[DATA FOR ANALYSIS]
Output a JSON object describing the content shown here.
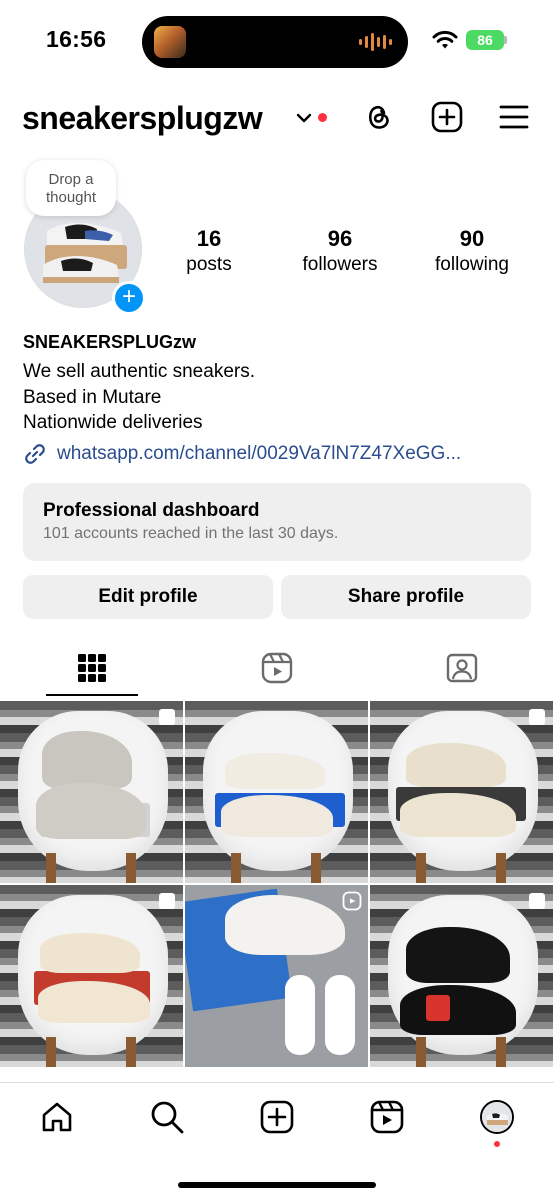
{
  "status_bar": {
    "time": "16:56",
    "battery": "86"
  },
  "header": {
    "username": "sneakersplugzw"
  },
  "profile": {
    "thought_bubble": [
      "Drop a",
      "thought"
    ],
    "stats": [
      {
        "value": "16",
        "label": "posts"
      },
      {
        "value": "96",
        "label": "followers"
      },
      {
        "value": "90",
        "label": "following"
      }
    ],
    "name": "SNEAKERSPLUGzw",
    "bio": [
      "We sell authentic sneakers.",
      "Based in Mutare",
      "Nationwide deliveries"
    ],
    "link": "whatsapp.com/channel/0029Va7lN7Z47XeGG..."
  },
  "dashboard": {
    "title": "Professional dashboard",
    "subtitle": "101 accounts reached in the last 30 days."
  },
  "buttons": {
    "edit": "Edit profile",
    "share": "Share profile"
  },
  "tabs": [
    "grid-icon",
    "reels-icon",
    "tagged-icon"
  ],
  "posts": [
    {
      "type": "carousel",
      "shoe": "grey high-top sneakers"
    },
    {
      "type": "image",
      "shoe": "cream low-top sneakers"
    },
    {
      "type": "carousel",
      "shoe": "cream running sneakers"
    },
    {
      "type": "carousel",
      "shoe": "cream and white sneakers"
    },
    {
      "type": "reel",
      "shoe": "white and gum sole sneakers"
    },
    {
      "type": "carousel",
      "shoe": "black high-top sneakers"
    }
  ],
  "colors": {
    "accent": "#0095f6",
    "notification": "#ff3040",
    "battery": "#4cd964",
    "surface": "#efefef"
  },
  "bottom_nav": [
    "home-icon",
    "search-icon",
    "create-icon",
    "reels-icon",
    "profile-avatar"
  ]
}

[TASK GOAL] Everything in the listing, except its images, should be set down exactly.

[TASK ANSWER]
Output a JSON object describing the content shown here.
{
  "status_bar": {
    "time": "16:56",
    "battery": "86"
  },
  "header": {
    "username": "sneakersplugzw"
  },
  "profile": {
    "thought_bubble": [
      "Drop a",
      "thought"
    ],
    "stats": [
      {
        "value": "16",
        "label": "posts"
      },
      {
        "value": "96",
        "label": "followers"
      },
      {
        "value": "90",
        "label": "following"
      }
    ],
    "name": "SNEAKERSPLUGzw",
    "bio": [
      "We sell authentic sneakers.",
      "Based in Mutare",
      "Nationwide deliveries"
    ],
    "link": "whatsapp.com/channel/0029Va7lN7Z47XeGG..."
  },
  "dashboard": {
    "title": "Professional dashboard",
    "subtitle": "101 accounts reached in the last 30 days."
  },
  "buttons": {
    "edit": "Edit profile",
    "share": "Share profile"
  },
  "tabs": [
    "grid-icon",
    "reels-icon",
    "tagged-icon"
  ],
  "posts": [
    {
      "type": "carousel",
      "shoe": "grey high-top sneakers"
    },
    {
      "type": "image",
      "shoe": "cream low-top sneakers"
    },
    {
      "type": "carousel",
      "shoe": "cream running sneakers"
    },
    {
      "type": "carousel",
      "shoe": "cream and white sneakers"
    },
    {
      "type": "reel",
      "shoe": "white and gum sole sneakers"
    },
    {
      "type": "carousel",
      "shoe": "black high-top sneakers"
    }
  ],
  "colors": {
    "accent": "#0095f6",
    "notification": "#ff3040",
    "battery": "#4cd964",
    "surface": "#efefef"
  },
  "bottom_nav": [
    "home-icon",
    "search-icon",
    "create-icon",
    "reels-icon",
    "profile-avatar"
  ]
}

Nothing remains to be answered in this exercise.